Revue de presse
"In this fine and eloquent and moving book, Ben Hewitt takes a principled stand for the unconventional childhood, for the intellectual and emotional and soulful nurture of nature."—Richard Louv, author of Last Child in the Woods
and The Nature Principle
“Ben Hewitt walks you along the lanes of his small family farm right into the heart of parenting. He does not judge the new normal of life’s fever-pitch pace but fills you with the courage to follow your hopes, which may well transform your family.”—Kim John Payne, MEd, author of Simplicity Parenting, Beyond Winning,
and The Soul of Discipline
“This fine book may make you wish you’d grown up in a very different way.”—Bill McKibben, author of Wandering Home
“What kind of parent doesn't send his kids to school? The kind that thinks maybe kids learn best when ‘learning cannot be helped’—when kids are so excited about the world that they master the skills they need to explore it, the same way they mastered crawling, walking and speaking.” —Lenore Skenazy, author of the book and blog, Free-Range Kids
“Hewitt provides a beautifully written handbook for those of you considering unschooling. And if you're already unschooling, buy ten copies to hand out to friends and family who ask you how it works.”—Penelope Trunk, blogger, entrepreneur, and home-schooling advocate
“This is a beautifully written, honest, introspective, soul-revealing, and soul-stirring account of one family’s choice to live close to nature and to allow their children to learn naturally, without school, in a self-directed manner. The book’s biggest message, I think, is that we do have choices; we can chart our own lives, we don't have to follow the crowd if we don’t want to.”—Peter Gray, Research Professor at Boston College and author of Free to Learn
"This book fills me with both sadness and joy. My sadness is for the millions of children locked in schools, looking out the windows as the precious days of childhood pass them by. My joy comes from knowing this eloquent book will inspire many to choose a different path.”—Charles Eisenstein, author of Sacred Economics
and The More Beautiful World Our Hearts Know is Possible
"Ben Hewitt’s thoughtful and elegant prose cuts through the noise of modern life to reveal the incredible public value and personal satisfaction of being rooted in one’s environment, nurturing meaningful relationships among family and friends, and learning with and from children. You don’t have to live in a cabin in Vermont like the Hewitts to benefit from the book; you can enjoy their story and embrace their spirit to take control of your life and learning to achieve your own unique ambitions.”—Patrick Farenga, publisher of The Legacy of John Holt
"An inspiring read that reminds us the world can offer more to our children than classrooms and cubicles; and they, in turn, can contribute more than test scores and paychecks."—Shannon Hayes, author of Radical Homemaking

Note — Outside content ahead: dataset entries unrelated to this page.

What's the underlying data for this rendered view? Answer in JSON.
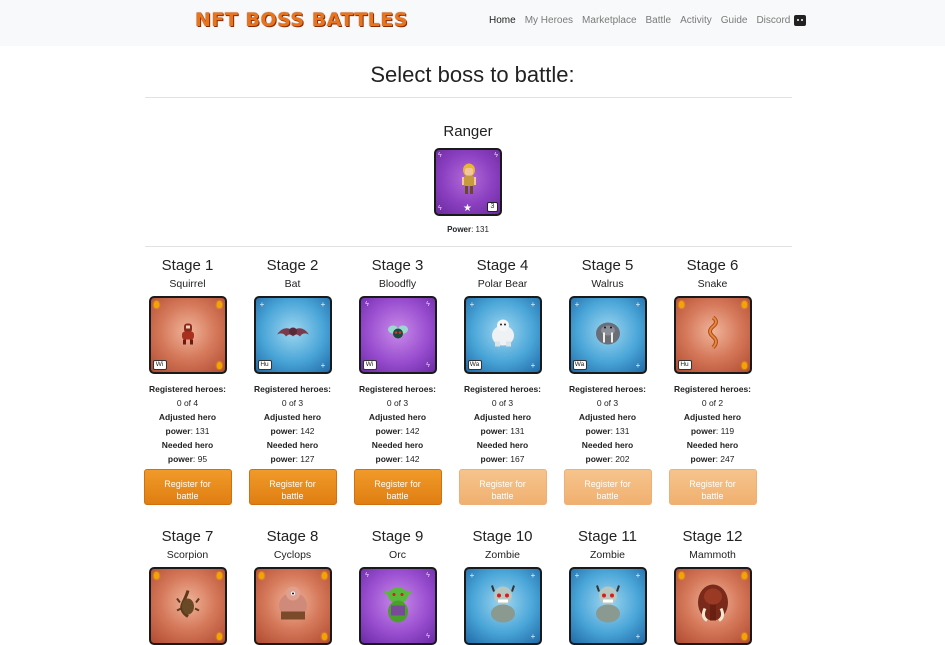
{
  "nav": {
    "brand": "NFT BOSS BATTLES",
    "links": [
      "Home",
      "My Heroes",
      "Marketplace",
      "Battle",
      "Activity",
      "Guide",
      "Discord"
    ]
  },
  "page": {
    "title": "Select boss to battle:"
  },
  "hero": {
    "name": "Ranger",
    "level": "3",
    "power_label": "Power",
    "power_value": ": 131"
  },
  "labels": {
    "registered": "Registered heroes:",
    "adjusted1": "Adjusted hero",
    "adjusted2": "power",
    "needed1": "Needed hero",
    "needed2": "power",
    "button1": "Register for",
    "button2": "battle"
  },
  "stages": [
    {
      "title": "Stage 1",
      "boss": "Squirrel",
      "badge": "Wi",
      "element": "fire",
      "registered": "0 of 4",
      "adjusted": ": 131",
      "needed": ": 95",
      "enabled": true,
      "icon": "squirrel-icon"
    },
    {
      "title": "Stage 2",
      "boss": "Bat",
      "badge": "Hu",
      "element": "water",
      "registered": "0 of 3",
      "adjusted": ": 142",
      "needed": ": 127",
      "enabled": true,
      "icon": "bat-icon"
    },
    {
      "title": "Stage 3",
      "boss": "Bloodfly",
      "badge": "Wi",
      "element": "lightning",
      "registered": "0 of 3",
      "adjusted": ": 142",
      "needed": ": 142",
      "enabled": true,
      "icon": "bloodfly-icon"
    },
    {
      "title": "Stage 4",
      "boss": "Polar Bear",
      "badge": "Wa",
      "element": "water",
      "registered": "0 of 3",
      "adjusted": ": 131",
      "needed": ": 167",
      "enabled": false,
      "icon": "polar-bear-icon"
    },
    {
      "title": "Stage 5",
      "boss": "Walrus",
      "badge": "Wa",
      "element": "water",
      "registered": "0 of 3",
      "adjusted": ": 131",
      "needed": ": 202",
      "enabled": false,
      "icon": "walrus-icon"
    },
    {
      "title": "Stage 6",
      "boss": "Snake",
      "badge": "Hu",
      "element": "fire",
      "registered": "0 of 2",
      "adjusted": ": 119",
      "needed": ": 247",
      "enabled": false,
      "icon": "snake-icon"
    },
    {
      "title": "Stage 7",
      "boss": "Scorpion",
      "element": "fire",
      "icon": "scorpion-icon"
    },
    {
      "title": "Stage 8",
      "boss": "Cyclops",
      "element": "fire",
      "icon": "cyclops-icon"
    },
    {
      "title": "Stage 9",
      "boss": "Orc",
      "element": "lightning",
      "icon": "orc-icon"
    },
    {
      "title": "Stage 10",
      "boss": "Zombie",
      "element": "water",
      "icon": "zombie-icon"
    },
    {
      "title": "Stage 11",
      "boss": "Zombie",
      "element": "water",
      "icon": "zombie-icon"
    },
    {
      "title": "Stage 12",
      "boss": "Mammoth",
      "element": "fire",
      "icon": "mammoth-icon"
    }
  ]
}
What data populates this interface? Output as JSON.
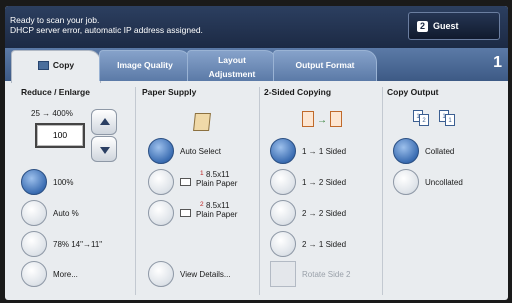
{
  "status": {
    "line1": "Ready to scan your job.",
    "line2": "DHCP server error, automatic IP address assigned.",
    "guest_label": "Guest",
    "guest_icon": "user-icon"
  },
  "tabs": [
    {
      "label": "Copy",
      "active": true
    },
    {
      "label": "Image Quality",
      "active": false
    },
    {
      "label_line1": "Layout",
      "label_line2": "Adjustment",
      "active": false
    },
    {
      "label": "Output Format",
      "active": false
    }
  ],
  "page_number": "1",
  "reduce_enlarge": {
    "title": "Reduce / Enlarge",
    "range": "25 → 400%",
    "value": "100",
    "options": [
      "100%",
      "Auto %",
      "78% 14\"→11\"",
      "More..."
    ],
    "selected": "100%"
  },
  "paper_supply": {
    "title": "Paper Supply",
    "options": [
      {
        "label": "Auto Select"
      },
      {
        "tray": "1",
        "label_line1": "8.5x11",
        "label_line2": "Plain Paper"
      },
      {
        "tray": "2",
        "label_line1": "8.5x11",
        "label_line2": "Plain Paper"
      },
      {
        "label": "View Details..."
      }
    ],
    "selected": "Auto Select"
  },
  "two_sided": {
    "title": "2-Sided Copying",
    "options": [
      "1 → 1 Sided",
      "1 → 2 Sided",
      "2 → 2 Sided",
      "2 → 1 Sided"
    ],
    "selected": "1 → 1 Sided",
    "rotate_label": "Rotate Side 2"
  },
  "copy_output": {
    "title": "Copy Output",
    "options": [
      "Collated",
      "Uncollated"
    ],
    "selected": "Collated"
  },
  "colors": {
    "accent": "#3b6db2",
    "tab_bar": "#4a6891",
    "status_bar": "#23334f"
  }
}
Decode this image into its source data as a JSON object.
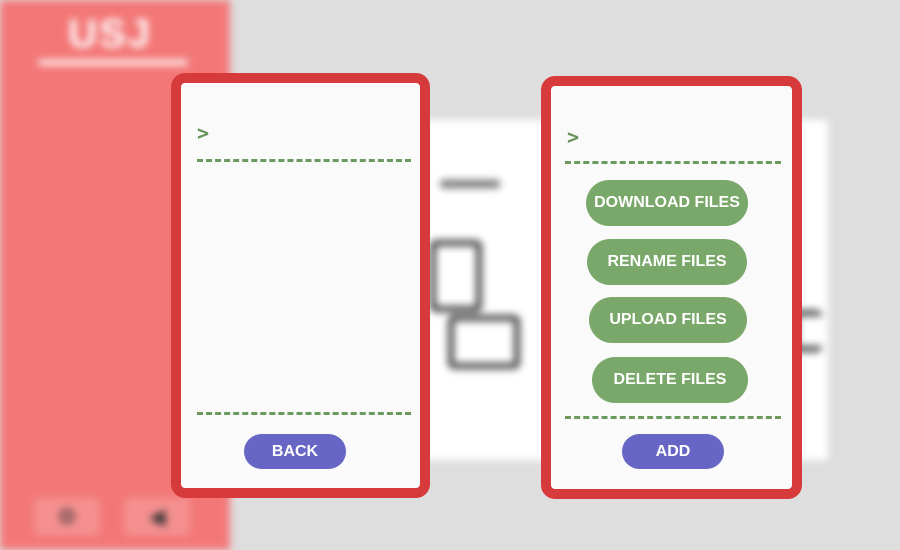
{
  "background": {
    "logo": "USJ",
    "subtitle": "",
    "icons": {
      "settings": "settings-icon",
      "sound": "sound-icon"
    }
  },
  "left_panel": {
    "prompt": ">",
    "back_label": "BACK"
  },
  "right_panel": {
    "prompt": ">",
    "actions": [
      {
        "label": "DOWNLOAD FILES"
      },
      {
        "label": "RENAME FILES"
      },
      {
        "label": "UPLOAD FILES"
      },
      {
        "label": "DELETE FILES"
      }
    ],
    "add_label": "ADD"
  },
  "colors": {
    "panel_border": "#d63a3a",
    "action_green": "#79a86a",
    "nav_blue": "#6866c4",
    "sidebar": "#f37777"
  }
}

"Everyone with a relationship to children should read this book... for the sake of tomorrow's generation.” —Joel Salatin, farmer, Polyface Farm, and author of Folks, This Ain’t Normal
Présentation de l'éditeur
When Ben Hewitt and his wife bought a sprawling acreage of field and forest in northern Vermont, the landscape easily allowed them to envision the self-sustaining family farm they were eager to start. But over the years, the land became so much more than a building site; it became the birthplace of their two sons, the main source of family income and food, and ultimately, both classroom and home for their children.
Having opted out of formal education, Hewitt's sons learn through self-directed play, exploration, and experimentation on their farm, in the woods, and (reluctantly) indoors. This approach has allowed the boys to develop confidence, resourcefulness, and creativity. They learn, they play, they read, they test boundaries, they challenge themselves, they fail, they recover. And these freedoms allow their innate personalities to flourish, further fueling growth and exploration.
Living in tune with the natural world teaches us to reclaim our passion, curiosity, and connectivity. Hewitt shows us how small, mindful decisions about day-to-day life can lead to greater awareness of the world in your backyard and beyond. We are inspired to ask: What is the true meaning of "home" when the place a family lives is school, school system, and curriculum? When the parent is also the teacher, how do parenting decisions affect a child's learning? (And exactly how much trouble can a couple of curious boys gallivanting in the wild woods all day get into?) Home Grown
reminds us that learning at any age is a lifelong process, and the best "education" is never confined to a classroom. These essays on nature, parenting, and education show us that big change can come from making small changes in how you live on the land, while building a life you love.